We worked with Roundy's to add several new potato offerings to their standard assortment (objective No. 1). We also persuaded Roundy's to address objective No. 3-more efficient promotional activity-by heightening the appeal of their feature ads; specifically, by using imagery of prepared potato dishes rather than photos of raw bulk or bagged potatoes. This simple change-using images in part supplied from the USPB's recipe library-had a dramatic impact on how their ads performed! Incremental volume for the ads using images of prepared potato dishes, as determined by Nielsen Perishables Group, was more than twice the average incremental volume for their previous "raw" feature ads.

As for objective No. 2-creating more awareness of and appreciation for Roundy's potato selection-the strategy we recommended was to stage a high-profile, month-long potato extravaganza.a "Potatopalooza."

At Roundy's urging, the USPB reached out to Roundy's potato suppliers, as well as the Wisconsin Potato & Vegetable Growers Association (WPVGA) to enlist their support for this month-long program. Alsum Farms, Bushman's and Okray Family Farms agreed to donate time and resources to the program, and RPE contributed product for the four Saturday parking lot events.

The WPVGA agreed to co-sponsor the program, and shared the investment for banners and stanchion signs to be displayed in all stores during May 2013. WPVGA also donated prizes and Wisconsin potato chips for each of the Saturday events, and Dana Rady, Director of Promotions, Communication and Consumer Education, was on hand at each Wisconsin location (three of the four events) to personally lend a hand.

During the month of Potatopalooza, Roundy's.

 Featured multiple potato items in their circular ads every week.

 Promoted the program on the websites of all five of their retail banners, creating a home page splash and driving visitors to a special section with potato recipes, information and more.

 Directed all stores to build a potato "barge" display, and merchandise the potato display with the banners and signs created especially for the program.

 Brought in six new potato items during the course of the program.

 Created added awareness and excitement by holding events in store parking lots in the Wisconsin cities of Sun Prairie, Stevens Point and Mequon, and also in Roseville, Minn., on four successive Saturdays in May. The USPB, suppliers and the WPVGA teamed up to talk potatoes and hand out recipes to Roundy's shoppers.

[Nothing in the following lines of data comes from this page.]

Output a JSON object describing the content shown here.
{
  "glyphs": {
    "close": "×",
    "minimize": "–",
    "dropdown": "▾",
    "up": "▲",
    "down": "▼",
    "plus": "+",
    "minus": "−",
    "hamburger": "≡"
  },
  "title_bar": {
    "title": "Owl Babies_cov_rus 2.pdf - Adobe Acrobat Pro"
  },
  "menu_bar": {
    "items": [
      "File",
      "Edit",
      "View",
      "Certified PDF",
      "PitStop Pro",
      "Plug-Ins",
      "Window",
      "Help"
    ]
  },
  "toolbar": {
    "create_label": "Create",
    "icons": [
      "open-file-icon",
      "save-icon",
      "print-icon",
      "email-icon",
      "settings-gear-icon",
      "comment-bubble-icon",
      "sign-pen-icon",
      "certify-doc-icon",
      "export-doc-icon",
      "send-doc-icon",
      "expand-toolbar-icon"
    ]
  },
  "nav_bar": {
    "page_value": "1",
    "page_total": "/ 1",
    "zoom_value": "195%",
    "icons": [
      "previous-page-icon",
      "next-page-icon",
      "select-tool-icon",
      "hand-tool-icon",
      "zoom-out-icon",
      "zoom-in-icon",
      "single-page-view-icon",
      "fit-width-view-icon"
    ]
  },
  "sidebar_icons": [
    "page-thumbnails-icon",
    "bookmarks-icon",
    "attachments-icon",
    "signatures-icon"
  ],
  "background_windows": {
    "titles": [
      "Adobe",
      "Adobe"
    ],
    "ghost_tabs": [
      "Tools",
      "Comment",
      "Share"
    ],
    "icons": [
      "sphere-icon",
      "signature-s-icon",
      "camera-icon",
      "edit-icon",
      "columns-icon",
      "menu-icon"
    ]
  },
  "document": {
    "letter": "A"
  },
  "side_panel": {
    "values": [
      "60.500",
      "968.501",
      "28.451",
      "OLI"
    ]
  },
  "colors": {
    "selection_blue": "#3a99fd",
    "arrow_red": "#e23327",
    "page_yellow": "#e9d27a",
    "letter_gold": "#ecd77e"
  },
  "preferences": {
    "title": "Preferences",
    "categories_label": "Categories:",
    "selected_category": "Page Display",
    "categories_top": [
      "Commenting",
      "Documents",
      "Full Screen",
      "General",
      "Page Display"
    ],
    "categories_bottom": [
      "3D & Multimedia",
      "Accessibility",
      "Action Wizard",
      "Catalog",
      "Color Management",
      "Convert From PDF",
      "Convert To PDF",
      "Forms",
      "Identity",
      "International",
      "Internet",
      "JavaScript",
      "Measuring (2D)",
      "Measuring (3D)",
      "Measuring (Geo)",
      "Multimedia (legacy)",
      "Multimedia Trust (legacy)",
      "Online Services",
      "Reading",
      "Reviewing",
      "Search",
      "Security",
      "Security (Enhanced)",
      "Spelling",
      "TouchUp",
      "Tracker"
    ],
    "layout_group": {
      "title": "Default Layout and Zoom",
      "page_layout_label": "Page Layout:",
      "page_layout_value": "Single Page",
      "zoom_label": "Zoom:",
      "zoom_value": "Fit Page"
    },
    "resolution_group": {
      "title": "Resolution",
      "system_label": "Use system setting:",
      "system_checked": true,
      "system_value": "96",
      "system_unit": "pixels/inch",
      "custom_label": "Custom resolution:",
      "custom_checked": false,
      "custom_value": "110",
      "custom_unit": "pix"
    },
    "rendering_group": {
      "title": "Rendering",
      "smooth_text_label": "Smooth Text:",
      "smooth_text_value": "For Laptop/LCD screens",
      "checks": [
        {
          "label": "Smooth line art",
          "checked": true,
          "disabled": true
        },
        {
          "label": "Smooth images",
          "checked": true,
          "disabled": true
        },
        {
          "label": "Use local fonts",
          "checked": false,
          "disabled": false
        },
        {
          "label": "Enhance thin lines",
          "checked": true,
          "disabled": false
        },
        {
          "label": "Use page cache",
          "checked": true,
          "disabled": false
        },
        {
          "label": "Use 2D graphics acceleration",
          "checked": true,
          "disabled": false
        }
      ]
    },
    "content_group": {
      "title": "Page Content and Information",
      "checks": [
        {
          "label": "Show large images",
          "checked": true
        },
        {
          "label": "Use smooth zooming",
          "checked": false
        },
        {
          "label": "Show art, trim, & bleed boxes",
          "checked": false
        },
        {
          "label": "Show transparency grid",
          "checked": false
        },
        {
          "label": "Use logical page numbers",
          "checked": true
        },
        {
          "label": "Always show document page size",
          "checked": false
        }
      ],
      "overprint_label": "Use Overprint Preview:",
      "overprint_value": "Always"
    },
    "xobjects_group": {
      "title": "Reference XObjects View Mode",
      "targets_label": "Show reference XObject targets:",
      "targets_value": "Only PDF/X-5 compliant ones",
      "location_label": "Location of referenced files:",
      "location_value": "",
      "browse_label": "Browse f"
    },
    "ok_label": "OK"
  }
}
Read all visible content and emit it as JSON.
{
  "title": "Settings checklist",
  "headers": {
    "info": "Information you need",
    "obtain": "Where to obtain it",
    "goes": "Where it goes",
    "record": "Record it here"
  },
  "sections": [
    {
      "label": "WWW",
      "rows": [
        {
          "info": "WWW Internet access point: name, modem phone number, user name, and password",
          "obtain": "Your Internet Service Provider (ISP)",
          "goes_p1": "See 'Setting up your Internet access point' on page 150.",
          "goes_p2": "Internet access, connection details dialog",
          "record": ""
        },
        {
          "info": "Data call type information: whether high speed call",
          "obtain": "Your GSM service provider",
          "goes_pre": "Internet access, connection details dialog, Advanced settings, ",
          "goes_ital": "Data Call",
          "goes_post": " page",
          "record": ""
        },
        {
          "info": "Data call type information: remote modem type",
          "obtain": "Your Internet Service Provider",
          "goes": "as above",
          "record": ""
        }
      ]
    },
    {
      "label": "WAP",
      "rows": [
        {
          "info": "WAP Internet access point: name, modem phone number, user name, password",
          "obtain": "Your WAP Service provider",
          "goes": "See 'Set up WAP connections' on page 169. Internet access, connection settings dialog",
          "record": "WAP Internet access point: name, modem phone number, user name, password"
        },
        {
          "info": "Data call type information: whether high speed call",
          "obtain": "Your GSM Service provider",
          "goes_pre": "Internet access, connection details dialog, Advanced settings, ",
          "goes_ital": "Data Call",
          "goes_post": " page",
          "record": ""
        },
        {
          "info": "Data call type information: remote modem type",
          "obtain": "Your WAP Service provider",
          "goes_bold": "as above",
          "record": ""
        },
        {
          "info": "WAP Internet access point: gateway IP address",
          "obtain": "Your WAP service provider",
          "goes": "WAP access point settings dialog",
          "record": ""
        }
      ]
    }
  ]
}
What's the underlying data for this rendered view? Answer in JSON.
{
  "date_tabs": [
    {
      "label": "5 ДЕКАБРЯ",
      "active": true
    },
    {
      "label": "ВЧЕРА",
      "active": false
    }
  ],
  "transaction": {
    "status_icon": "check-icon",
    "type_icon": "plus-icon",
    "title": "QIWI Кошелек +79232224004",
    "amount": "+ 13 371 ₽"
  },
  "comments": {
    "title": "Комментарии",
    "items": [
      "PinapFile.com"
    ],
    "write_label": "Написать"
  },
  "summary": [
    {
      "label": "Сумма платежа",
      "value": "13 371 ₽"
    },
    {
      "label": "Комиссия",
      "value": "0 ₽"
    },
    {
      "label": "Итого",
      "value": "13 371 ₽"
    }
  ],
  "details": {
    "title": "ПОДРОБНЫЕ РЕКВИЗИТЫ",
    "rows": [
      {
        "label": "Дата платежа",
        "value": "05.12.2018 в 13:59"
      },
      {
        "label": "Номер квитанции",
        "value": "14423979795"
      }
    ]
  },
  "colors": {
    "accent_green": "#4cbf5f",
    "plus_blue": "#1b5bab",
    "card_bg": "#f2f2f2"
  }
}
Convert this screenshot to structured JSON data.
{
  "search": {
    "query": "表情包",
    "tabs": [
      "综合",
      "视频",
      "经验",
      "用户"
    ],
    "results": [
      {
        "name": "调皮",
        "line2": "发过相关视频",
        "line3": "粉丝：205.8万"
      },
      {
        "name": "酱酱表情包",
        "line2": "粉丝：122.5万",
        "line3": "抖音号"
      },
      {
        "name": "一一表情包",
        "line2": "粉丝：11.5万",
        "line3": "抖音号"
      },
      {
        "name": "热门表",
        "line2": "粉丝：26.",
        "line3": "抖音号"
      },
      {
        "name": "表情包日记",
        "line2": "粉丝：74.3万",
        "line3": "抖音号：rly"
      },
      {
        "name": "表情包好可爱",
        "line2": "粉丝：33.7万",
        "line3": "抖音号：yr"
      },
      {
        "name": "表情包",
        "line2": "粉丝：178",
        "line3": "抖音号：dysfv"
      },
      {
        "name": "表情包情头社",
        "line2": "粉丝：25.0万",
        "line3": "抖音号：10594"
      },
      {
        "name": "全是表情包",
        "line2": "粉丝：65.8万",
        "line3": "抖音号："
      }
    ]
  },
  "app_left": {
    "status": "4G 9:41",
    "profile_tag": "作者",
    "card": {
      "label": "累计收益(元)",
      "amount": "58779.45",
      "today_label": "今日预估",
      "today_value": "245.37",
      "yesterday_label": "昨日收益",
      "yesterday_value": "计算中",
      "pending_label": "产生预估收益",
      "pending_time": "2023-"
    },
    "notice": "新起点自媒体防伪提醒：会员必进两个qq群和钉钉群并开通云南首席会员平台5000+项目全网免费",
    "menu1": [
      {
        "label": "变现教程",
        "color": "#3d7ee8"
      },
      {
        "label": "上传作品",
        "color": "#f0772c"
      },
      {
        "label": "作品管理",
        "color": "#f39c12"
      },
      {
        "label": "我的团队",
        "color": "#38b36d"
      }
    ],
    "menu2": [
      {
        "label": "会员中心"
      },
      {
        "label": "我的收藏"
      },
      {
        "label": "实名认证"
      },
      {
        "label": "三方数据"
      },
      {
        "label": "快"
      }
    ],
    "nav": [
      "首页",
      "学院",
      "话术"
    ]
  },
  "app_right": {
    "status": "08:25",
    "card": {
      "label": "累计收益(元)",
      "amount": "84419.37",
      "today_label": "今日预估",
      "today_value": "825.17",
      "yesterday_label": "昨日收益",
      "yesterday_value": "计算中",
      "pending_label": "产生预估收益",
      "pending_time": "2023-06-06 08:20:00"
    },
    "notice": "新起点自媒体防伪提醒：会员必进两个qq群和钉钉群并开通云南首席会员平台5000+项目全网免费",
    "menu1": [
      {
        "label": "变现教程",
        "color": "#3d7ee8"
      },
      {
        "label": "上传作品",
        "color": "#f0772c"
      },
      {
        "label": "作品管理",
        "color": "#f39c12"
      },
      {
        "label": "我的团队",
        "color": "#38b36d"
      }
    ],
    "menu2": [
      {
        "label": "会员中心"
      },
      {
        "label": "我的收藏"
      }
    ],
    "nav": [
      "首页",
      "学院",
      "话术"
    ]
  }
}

They conducted several zany games and contests like Tater Toss, Tiny Tater Test and Tater Time Trials.

Nielsen Perishables Group collected and analyzed Roundy's sales data, and the Roundy's loyalty card information for the month of Potatopalooza. The final recap was presented to Roundy's management in late July. The work with Roundy's has established a new standard for retailer participation in the USPB's partnership programs, as well as created a template for industry members and state potato organizations to use in their own marketing efforts!